___ Material supplied ___

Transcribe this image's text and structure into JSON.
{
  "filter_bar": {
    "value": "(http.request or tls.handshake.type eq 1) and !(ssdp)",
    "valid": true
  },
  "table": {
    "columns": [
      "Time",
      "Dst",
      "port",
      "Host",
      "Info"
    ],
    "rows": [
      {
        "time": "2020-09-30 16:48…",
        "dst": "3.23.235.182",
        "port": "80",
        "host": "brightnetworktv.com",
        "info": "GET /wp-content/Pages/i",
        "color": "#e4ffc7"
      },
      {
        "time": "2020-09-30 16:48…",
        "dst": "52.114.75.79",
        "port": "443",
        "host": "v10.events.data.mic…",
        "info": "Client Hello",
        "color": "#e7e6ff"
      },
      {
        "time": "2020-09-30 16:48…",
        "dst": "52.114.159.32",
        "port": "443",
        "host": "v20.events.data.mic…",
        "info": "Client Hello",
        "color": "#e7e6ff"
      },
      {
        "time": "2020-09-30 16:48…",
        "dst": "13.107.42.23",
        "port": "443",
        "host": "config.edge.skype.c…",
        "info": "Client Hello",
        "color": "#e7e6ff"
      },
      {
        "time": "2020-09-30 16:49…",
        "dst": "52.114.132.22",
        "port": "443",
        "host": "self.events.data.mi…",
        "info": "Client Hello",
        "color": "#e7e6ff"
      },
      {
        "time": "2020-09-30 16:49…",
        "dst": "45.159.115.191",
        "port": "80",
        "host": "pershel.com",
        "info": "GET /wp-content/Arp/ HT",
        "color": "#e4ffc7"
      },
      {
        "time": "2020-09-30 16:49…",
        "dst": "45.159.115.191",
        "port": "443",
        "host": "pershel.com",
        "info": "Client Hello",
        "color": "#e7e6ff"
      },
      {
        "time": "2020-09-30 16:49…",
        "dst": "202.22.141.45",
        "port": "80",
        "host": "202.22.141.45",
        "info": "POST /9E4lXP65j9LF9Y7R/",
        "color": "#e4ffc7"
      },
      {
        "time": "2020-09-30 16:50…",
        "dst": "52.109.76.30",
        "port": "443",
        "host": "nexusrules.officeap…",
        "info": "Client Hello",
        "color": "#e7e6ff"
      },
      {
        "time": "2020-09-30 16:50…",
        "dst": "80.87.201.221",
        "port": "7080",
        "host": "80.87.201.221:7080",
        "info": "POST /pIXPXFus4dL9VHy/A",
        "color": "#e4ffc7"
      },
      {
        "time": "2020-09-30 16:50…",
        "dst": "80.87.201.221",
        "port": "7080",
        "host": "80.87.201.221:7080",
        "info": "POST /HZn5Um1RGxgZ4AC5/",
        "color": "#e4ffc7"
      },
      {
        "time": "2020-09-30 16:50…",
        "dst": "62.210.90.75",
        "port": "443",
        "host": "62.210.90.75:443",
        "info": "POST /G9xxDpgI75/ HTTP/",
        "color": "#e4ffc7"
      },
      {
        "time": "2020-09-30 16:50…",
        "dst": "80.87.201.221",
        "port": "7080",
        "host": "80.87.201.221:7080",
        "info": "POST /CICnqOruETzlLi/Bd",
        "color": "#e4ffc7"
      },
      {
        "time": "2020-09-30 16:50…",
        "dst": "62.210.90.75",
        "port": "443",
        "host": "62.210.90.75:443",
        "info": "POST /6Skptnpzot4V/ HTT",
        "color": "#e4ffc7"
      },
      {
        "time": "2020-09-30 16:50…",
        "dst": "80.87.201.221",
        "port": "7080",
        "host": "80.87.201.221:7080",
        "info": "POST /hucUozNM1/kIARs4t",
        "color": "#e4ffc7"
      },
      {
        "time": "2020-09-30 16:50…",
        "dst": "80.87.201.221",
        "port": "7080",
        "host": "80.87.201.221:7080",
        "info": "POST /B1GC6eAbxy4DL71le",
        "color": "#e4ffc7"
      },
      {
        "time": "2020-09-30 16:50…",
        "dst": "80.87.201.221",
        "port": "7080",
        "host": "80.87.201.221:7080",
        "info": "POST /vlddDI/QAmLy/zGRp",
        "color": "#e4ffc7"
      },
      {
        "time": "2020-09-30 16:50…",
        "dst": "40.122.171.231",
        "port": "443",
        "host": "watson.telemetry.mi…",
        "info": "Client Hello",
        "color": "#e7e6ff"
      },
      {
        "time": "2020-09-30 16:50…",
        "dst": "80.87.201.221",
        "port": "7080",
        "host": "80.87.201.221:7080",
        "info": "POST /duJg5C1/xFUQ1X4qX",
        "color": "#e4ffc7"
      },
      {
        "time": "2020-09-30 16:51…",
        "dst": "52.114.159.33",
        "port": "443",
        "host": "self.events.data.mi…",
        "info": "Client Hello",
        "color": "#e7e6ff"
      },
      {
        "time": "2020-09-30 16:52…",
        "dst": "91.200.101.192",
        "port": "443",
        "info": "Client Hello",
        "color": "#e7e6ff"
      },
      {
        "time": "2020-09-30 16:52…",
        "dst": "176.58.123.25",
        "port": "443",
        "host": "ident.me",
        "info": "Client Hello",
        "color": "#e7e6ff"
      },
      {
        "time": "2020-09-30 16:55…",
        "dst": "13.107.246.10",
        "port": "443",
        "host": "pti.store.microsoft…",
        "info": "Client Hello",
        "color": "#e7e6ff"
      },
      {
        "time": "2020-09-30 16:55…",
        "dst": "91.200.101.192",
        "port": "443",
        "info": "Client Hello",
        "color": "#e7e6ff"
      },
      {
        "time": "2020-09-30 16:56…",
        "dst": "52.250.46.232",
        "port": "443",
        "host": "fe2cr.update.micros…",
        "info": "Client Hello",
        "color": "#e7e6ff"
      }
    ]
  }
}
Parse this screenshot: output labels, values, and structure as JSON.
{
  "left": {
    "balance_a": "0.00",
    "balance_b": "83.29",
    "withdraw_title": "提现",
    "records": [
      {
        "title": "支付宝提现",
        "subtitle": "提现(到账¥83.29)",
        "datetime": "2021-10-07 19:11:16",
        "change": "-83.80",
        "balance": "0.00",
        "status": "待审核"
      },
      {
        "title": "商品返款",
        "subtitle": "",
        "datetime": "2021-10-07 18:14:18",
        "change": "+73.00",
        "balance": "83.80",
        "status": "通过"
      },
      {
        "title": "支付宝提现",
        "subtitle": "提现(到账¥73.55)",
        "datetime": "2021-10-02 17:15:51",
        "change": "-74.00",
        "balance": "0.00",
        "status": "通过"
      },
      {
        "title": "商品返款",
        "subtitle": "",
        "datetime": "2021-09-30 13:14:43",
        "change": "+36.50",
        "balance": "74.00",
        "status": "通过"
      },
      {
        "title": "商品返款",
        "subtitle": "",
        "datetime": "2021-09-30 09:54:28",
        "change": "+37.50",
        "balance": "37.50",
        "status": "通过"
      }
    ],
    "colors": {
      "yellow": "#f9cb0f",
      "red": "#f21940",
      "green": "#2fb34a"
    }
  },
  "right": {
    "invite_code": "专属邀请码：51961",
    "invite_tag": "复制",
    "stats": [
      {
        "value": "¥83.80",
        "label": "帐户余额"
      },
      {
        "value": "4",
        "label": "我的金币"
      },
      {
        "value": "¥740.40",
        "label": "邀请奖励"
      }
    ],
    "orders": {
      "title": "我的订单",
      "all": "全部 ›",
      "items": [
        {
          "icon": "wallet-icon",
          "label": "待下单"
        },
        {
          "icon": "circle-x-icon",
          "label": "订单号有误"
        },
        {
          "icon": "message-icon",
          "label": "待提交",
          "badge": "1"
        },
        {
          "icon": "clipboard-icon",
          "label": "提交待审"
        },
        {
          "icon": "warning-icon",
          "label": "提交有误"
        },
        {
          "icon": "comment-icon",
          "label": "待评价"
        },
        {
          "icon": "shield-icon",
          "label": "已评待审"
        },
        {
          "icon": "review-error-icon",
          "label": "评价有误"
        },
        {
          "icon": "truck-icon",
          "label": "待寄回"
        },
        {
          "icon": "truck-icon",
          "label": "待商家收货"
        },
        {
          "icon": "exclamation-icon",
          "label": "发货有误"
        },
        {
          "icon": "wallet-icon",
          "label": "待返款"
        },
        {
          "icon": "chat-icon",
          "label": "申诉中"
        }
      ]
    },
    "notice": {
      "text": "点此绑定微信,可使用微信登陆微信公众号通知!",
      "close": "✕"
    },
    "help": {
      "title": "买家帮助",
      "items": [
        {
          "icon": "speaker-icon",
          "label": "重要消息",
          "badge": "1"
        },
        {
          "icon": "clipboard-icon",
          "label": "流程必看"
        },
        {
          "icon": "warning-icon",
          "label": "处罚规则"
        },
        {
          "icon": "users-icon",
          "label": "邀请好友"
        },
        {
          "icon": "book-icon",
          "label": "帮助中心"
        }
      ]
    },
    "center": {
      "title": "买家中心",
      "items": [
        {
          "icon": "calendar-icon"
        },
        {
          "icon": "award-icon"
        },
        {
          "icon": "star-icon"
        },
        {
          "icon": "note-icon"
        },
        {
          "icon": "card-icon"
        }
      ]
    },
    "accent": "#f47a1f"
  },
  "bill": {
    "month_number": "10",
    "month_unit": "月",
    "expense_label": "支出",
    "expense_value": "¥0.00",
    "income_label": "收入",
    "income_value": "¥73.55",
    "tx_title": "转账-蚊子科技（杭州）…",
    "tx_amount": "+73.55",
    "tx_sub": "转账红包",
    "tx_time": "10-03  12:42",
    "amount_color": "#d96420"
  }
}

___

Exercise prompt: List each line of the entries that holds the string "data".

Solution for this task:
        "host": "v10.events.data.mic…",
        "host": "v20.events.data.mic…",
        "host": "self.events.data.mi…",
        "host": "self.events.data.mi…",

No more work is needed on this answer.